Submissions are now open for the Fifth Typism Book. Have you decided what to submit yet? Published in 2019 the goal is to bring together some of the best in lettering and typography from around the world in one publication. The deadline looms so submit now!
Paul shaw’s newsletter this month previewed a book on the history of the Tipoteca. Designed by Simon Esterson, the designer of Eye magazine, printed and produced [metallic inks, short sheets, letterpress inserts, gatefolds and more] by Grafiche Antiga, run by the Antiga family that created the Tipoteca. There are contributions by James Clough, James Mosley, Jim and Bill Moran of the Hamilton Wood Type Museum, Alan Kitching, Erik Spiekermann, Leonardo Sonnoli, Enrico Tallone and others.
Design writer Robin Rendle reviewed one of my all time favourite Typography Books; Inside Paragraphs by Cyrus Highsmith. “The book is also beautifully designed with Cyrus’s wacky and crooked illustrating style that makes it feel more like a children’s book than a serious one devoted to the art of typesetting (and it’s designed in such a way that the visuals never feel patronizing either).” Do yourself a favour and buy the book here!
But apparently google auto clones out thumbs in their digitization of books. But Whitney Trettien (who’s profile notes she gesticulates wildly about old books) started a number of twitter threads about the bizarre phenomenon.
These street name signs 'hide in plain sight' they are read daily for navigation as visual wayfinding anchors but not often seen. Especially by locals, Allistair’s project is about looking at these signs critically to understand where they have come from and what narrative they may tell of his city.
Book design lovers - check out this (close-to-funded) Kickstarter project celebrating Juan Ángel Cotta's outstanding illustrated book covers… “Juan Ángel Cotta (1920-1962) was a talented young artist from Buenos Aires that charmed art critics from across the globe with his personal graphic style. His later work, the 103 covers of Los Libros del Mirasol — one of South America's most unique and appealing illustrated editorial collections — has been mostly lost and forgotten over time. Until Now.”

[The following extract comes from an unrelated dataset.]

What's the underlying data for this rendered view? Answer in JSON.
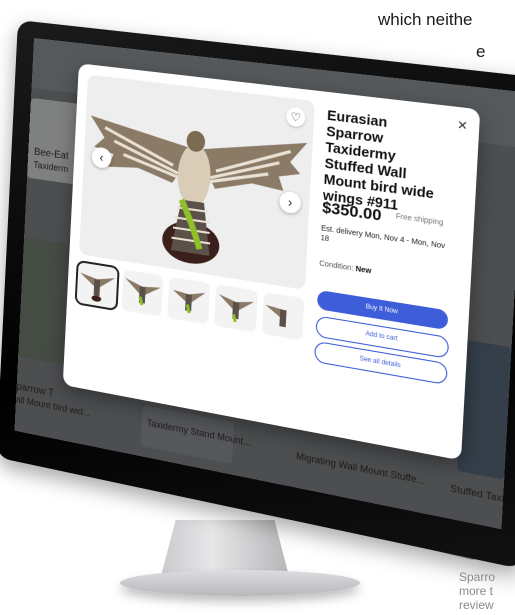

For Verònica Fuerte, Hey’s founder and creative director, the concept of publishing a book of her studio’s output “wasn’t something I had ever thought about before,” she tells It’s Nice That. Verònica feels that all of the projects the studio have completed in the past 11 years, both the “failures and successes”, are significant for the studio and for people to discover in the book too. “They all had some value, something learnt, however insignificant it seemed at the time.”